● **PROVIDED ENTRIES**:
━━━━━━━━━━━━━━━━━━━━

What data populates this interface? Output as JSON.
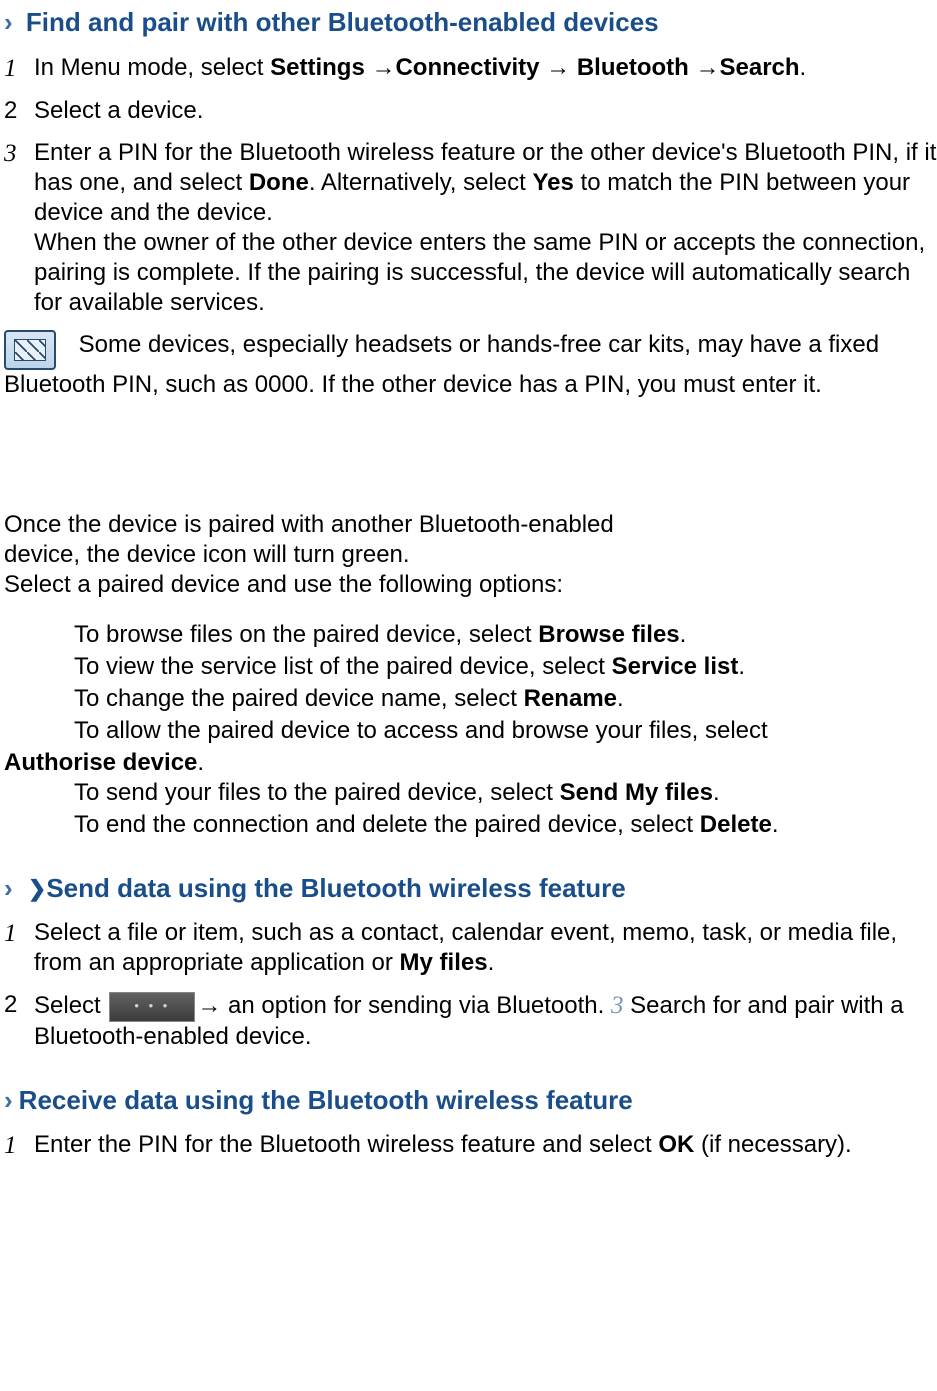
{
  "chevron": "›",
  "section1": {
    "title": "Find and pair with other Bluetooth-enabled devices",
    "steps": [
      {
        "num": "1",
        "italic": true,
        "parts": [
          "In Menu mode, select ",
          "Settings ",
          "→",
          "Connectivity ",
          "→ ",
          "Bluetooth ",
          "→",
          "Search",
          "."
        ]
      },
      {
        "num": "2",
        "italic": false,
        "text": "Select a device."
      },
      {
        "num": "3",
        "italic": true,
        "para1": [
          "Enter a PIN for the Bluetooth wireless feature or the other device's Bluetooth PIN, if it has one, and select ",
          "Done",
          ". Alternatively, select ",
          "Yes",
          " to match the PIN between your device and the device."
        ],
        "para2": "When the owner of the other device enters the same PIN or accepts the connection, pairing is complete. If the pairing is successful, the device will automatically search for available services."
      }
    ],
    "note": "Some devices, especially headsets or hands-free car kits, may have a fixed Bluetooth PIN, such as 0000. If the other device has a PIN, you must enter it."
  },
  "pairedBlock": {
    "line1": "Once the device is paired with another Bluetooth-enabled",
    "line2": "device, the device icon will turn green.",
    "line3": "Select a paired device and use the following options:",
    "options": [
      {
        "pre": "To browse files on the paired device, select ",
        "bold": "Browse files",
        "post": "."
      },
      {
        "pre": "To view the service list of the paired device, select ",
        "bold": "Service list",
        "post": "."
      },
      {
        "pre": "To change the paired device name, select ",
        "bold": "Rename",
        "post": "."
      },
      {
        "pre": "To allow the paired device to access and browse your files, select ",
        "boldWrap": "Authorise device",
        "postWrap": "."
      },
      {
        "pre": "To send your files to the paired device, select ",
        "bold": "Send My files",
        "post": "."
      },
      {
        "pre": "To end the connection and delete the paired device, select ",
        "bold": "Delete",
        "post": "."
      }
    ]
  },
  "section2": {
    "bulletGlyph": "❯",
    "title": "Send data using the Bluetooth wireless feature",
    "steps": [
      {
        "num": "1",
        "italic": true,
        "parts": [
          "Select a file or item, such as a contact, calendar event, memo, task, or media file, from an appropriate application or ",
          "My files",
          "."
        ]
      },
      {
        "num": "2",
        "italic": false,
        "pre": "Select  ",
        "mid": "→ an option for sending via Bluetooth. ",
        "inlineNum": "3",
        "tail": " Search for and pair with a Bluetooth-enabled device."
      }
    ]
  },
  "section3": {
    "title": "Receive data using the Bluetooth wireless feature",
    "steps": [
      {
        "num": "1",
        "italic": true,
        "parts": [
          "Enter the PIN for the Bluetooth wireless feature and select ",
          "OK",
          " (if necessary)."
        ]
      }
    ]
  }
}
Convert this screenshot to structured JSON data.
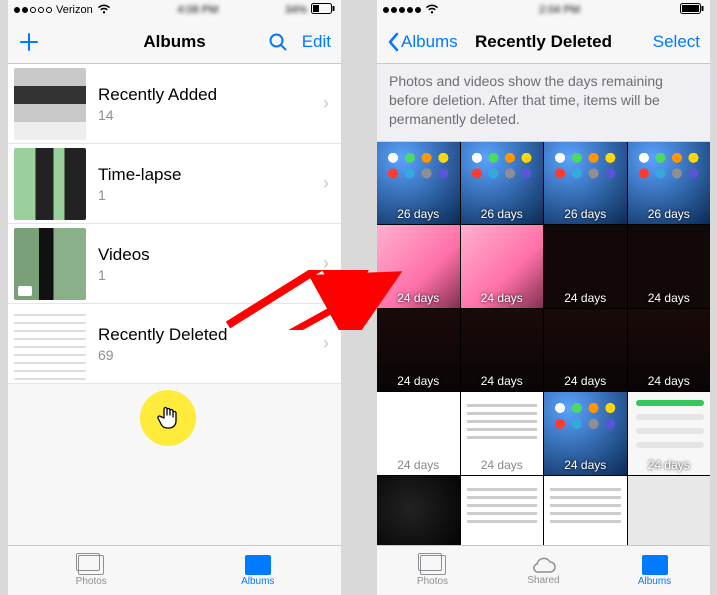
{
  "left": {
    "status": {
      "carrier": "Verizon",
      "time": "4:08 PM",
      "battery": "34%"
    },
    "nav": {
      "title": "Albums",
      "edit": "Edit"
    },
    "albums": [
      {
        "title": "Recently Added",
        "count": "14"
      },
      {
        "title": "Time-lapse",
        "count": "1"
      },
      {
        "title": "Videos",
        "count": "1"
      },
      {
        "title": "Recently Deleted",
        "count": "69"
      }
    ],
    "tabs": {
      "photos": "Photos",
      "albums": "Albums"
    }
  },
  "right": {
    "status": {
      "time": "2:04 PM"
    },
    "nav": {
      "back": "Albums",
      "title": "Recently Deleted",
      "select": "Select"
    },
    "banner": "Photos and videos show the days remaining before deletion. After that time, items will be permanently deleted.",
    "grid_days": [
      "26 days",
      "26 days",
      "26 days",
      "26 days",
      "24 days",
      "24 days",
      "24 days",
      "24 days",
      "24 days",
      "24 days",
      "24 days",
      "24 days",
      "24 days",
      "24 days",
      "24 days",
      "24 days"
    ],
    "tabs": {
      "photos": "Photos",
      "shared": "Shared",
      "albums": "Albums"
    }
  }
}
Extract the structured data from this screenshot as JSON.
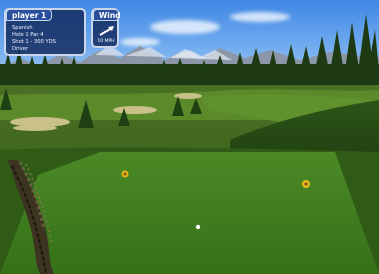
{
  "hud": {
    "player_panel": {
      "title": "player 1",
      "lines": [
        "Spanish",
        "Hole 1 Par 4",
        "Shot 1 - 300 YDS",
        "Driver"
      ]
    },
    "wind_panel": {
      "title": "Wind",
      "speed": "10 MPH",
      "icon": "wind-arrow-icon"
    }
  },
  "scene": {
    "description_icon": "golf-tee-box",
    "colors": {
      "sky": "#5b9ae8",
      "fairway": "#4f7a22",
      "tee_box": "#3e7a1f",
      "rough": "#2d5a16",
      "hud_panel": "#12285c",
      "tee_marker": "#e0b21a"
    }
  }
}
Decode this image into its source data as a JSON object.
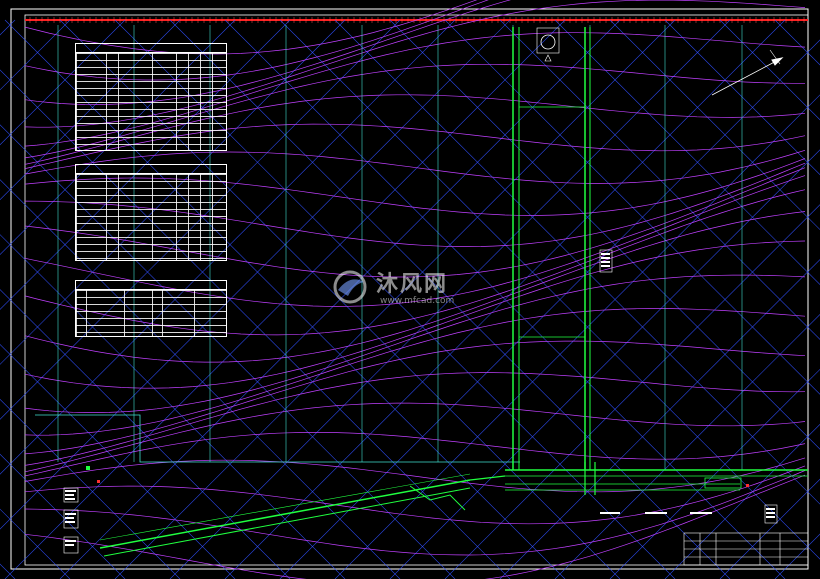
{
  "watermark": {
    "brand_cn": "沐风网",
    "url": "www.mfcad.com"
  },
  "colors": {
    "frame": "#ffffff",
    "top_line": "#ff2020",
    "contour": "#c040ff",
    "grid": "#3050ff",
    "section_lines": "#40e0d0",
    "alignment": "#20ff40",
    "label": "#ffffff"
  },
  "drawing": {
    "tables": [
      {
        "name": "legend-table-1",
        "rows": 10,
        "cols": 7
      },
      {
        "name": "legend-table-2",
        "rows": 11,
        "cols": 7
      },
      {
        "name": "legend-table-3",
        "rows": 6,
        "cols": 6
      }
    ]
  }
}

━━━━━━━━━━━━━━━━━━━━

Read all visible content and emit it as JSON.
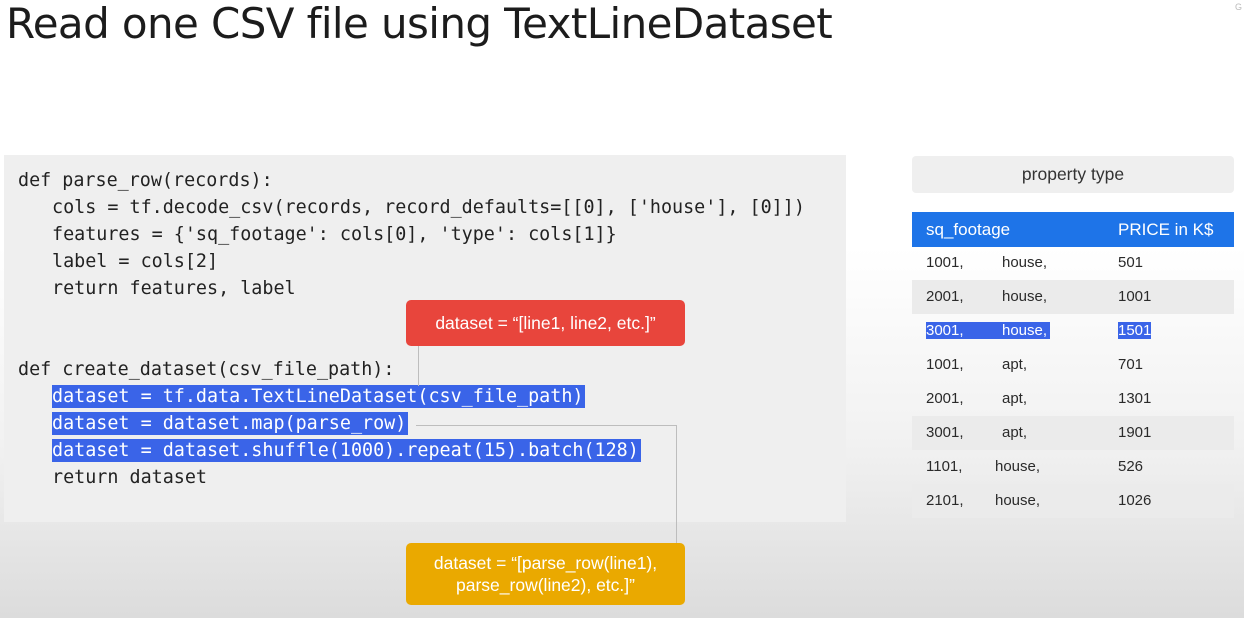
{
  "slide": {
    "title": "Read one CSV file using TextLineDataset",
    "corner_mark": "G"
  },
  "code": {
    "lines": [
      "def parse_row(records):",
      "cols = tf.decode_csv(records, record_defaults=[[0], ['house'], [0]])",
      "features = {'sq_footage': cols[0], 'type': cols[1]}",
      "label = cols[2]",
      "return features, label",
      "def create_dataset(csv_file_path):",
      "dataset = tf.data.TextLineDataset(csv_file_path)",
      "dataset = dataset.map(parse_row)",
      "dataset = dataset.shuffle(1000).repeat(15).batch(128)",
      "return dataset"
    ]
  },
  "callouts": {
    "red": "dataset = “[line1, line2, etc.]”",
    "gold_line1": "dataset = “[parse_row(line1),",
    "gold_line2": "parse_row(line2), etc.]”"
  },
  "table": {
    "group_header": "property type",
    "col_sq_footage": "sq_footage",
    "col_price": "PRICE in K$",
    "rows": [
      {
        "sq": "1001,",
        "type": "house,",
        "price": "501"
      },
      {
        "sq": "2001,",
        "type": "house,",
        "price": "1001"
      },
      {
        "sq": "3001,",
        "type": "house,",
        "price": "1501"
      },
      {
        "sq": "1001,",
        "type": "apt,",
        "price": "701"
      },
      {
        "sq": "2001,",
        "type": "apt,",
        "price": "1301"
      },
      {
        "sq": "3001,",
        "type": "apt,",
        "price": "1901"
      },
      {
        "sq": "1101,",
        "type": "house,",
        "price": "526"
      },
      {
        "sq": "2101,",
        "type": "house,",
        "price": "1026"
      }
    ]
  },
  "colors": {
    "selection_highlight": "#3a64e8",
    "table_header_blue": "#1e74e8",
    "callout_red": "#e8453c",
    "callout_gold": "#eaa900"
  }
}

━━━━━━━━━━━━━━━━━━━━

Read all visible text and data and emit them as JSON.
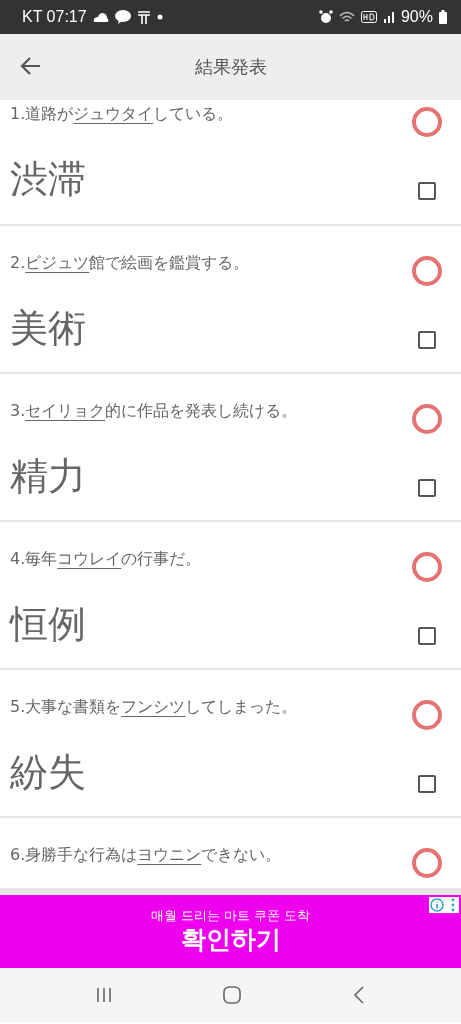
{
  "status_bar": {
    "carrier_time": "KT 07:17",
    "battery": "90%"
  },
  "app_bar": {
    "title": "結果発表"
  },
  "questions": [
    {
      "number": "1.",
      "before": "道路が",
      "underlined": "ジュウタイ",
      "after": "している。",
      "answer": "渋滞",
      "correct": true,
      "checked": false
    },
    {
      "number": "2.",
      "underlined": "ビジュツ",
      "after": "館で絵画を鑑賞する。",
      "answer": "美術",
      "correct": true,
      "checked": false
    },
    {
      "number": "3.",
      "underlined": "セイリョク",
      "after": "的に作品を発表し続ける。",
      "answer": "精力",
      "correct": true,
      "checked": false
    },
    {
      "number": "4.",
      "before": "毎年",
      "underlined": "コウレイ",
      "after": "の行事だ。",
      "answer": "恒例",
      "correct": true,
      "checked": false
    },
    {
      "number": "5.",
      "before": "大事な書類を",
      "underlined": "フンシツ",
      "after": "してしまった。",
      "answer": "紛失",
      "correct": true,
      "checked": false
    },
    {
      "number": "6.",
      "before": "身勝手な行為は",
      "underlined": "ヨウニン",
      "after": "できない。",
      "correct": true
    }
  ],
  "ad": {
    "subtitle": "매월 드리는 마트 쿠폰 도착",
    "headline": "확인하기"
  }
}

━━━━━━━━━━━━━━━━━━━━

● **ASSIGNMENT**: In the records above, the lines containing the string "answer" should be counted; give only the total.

● **EXERCISE OUTPUT**: 5